The first case explains geek egotism and superiority. They're natural defense mechanisms against a society that has treated us as second-class citizens. Many seemingly self-confident geeks have paper-thin egos that need to be constantly boosted or risk complete collapse. The last two cases show why geeks need to be protected in their development. The existence of those rare few ubergeeks prove that dorks can be happy without making others unhappy; repressed geeks show the alternative. Push our brains down, and you never know how they're going to pop back up. But give us room to breathe, and we make things better for everyone. We are the cream of the crop, after all; that's why we're so different.

The wonderful thing about being a geek is that it's not all downhill from middle and high school. We're eternally young, playful and happy in the best of circumstances; even when geeks mask it with bitterness and cynicism, they're still romantics underneath. With the popular kids, the jocks and cheerleaders, after high school they have nothing. Trust me. A lot of assholes from back home will die in car crashes when you're in college. Why? Because they're fucking stupid, that's why.

There's a lot of very successful, happy geeks out there. In the coming months, Militant Geek hopes to show you some of them, as well as why you are what you are and why that's so damn cool. Geeks are good people. Ultimately, we win.

So take heart. It's hard to look beyond the present, but there's still a lot of living left to do. Be different, please.

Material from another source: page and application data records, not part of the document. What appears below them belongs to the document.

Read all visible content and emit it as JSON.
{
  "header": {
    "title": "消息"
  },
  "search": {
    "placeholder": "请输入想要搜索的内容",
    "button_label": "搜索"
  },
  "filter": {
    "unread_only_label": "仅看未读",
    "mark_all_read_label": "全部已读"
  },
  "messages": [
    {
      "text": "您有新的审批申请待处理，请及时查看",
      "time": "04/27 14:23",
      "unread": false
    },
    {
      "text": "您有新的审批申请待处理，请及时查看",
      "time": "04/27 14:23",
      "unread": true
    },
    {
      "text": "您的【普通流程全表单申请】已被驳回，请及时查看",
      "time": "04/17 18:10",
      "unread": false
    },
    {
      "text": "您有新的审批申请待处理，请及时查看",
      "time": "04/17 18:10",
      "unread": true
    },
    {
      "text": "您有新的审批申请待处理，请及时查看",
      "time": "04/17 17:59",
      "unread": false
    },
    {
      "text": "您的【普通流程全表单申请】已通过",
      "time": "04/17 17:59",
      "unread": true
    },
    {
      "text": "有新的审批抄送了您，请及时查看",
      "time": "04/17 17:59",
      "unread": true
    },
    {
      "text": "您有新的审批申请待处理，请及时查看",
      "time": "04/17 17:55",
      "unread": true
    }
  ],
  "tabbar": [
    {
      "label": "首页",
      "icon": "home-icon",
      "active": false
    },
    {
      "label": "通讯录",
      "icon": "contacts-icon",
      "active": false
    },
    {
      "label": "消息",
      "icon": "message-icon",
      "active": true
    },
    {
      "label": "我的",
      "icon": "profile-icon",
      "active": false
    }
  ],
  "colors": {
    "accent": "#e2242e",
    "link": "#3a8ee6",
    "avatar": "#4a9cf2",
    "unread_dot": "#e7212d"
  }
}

Don't let them make you like them. That is the dark path. And once you start down it...